When we ventured into the vineyard I saw something incredible I had never seen before!
100-year old vines cut off a foot above the ground with a graft of rootstock onto the vine and then a second graft of the graft! This was something I had never seen in my 20 years of touring vineyards all around the world.
Why was this so remarkable?
In the past, people ripped out many of the old vines thinking that they were bad. On the contrary, old vines are good as they have a very deep root system which allows it to reach different minerals and water deep in the soil bed. This means that the wines made from such a vine will be full of complexity and elegance yet more concentrated. The vineyard was also full of natural grass growing between and she told me they try not to interfere and be as organic as possible. In the vineyard the vines were a perfect dream full of energy and life, which led me to believe that there is a healthy biodiversity in place at her vineyard.
She explained to me her pruning and vinification techniques that were taught to her by her father. Some of the highlights included using all natural indigenous yeasts for spontaneous and natural fermentation. They used cement tanks for their white blend. She was really quite a tomboy and worked the fields herself even having the scarred hands to prove it. She was so proud and told me that her sister Patrizia was the one that handles the commercial part of the business. (I didn’t have the heart to tell her that her sister Patrizia was not very welcoming at the vineyard and that maybe they should switch roles).
We then went to the tasting room where we were told by Patrizia that the water wasn’t working again. I told her not to worry that I am fine with just one glass as I am a professional and can taste all the wines with just one. I was also there with a friend and Patricia returned with one glass for the two of us which was now almost comical at this point. (Dora went and procured another glass for us.) The first wine she poured was their white blend; it was stunning, juicy and crisp with cleansing acidity that had an extremely long finish. The second wine was their Rosso di Montepulciano. The moment it entered my mouth I was in heaven!
Licorice, violet, bright cherry, and spices that were so intense it lit up my soul. The Rosso was aged just one year in oak, the Nobile two years in oak and the Riserva three years in oak. Each red wine got sequentially better and more elegant. All of my interesting experiences of the day seemed to melt away as I drank this nectar of the gods. All of their wines had such complex and powerful bouquets yet elegance and precision in the mouth. I love wines with tension, acidity and fruit and these had them in abundance. As I got up to leave I realized I may have tasted the very best wine in Montepulciano that day. It also reminded me once again why Sangiovese is one of the best wines in the world. I loved this wine so much that I decided to purchase a few cases from Dora.
Looking forward until the next time when I get to pop one of these bottles. I hope all of you get to enjoy this nectar of the gods too. You can order a bottle from this wine shop in NYC.
I highly recommend it as one of the best wines in all of Montepulciano. I wouldn’t recommend visiting the winery however.
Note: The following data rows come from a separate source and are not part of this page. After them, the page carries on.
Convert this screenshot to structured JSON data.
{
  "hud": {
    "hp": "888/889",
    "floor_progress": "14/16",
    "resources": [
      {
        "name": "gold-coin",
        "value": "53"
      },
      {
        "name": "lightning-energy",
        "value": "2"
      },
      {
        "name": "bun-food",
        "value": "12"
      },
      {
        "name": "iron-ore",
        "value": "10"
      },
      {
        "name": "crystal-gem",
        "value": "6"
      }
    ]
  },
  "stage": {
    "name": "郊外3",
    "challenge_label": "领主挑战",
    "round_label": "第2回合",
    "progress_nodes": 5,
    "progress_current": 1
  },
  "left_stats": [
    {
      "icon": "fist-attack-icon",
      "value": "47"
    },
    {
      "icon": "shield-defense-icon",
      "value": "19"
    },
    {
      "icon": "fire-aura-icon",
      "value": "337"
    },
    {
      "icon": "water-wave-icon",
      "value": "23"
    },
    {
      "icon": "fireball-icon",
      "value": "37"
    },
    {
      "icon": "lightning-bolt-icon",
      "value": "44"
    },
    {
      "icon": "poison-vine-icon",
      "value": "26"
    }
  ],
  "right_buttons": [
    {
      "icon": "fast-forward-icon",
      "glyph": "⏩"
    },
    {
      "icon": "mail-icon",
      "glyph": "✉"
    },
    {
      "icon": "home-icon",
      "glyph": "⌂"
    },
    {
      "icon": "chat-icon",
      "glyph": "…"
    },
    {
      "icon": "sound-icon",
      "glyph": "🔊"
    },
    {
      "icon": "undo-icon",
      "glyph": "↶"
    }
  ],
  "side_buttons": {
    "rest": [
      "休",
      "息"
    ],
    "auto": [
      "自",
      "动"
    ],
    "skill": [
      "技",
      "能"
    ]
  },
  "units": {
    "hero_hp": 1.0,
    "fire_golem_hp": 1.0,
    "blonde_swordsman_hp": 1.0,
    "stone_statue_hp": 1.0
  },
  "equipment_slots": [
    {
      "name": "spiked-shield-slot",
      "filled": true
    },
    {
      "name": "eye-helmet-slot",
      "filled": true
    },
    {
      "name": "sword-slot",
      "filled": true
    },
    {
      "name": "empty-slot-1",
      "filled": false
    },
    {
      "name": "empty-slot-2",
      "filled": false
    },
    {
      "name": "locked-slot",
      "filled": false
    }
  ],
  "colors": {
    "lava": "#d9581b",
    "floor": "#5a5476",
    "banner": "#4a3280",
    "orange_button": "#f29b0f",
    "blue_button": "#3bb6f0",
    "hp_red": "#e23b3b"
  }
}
I would love to hear from you about what area or region you would love to learn more about next. Follow my adventures on Instagram or Facebook. And if you enjoyed reading this post, please feel free to share.
Until next time my wine friends!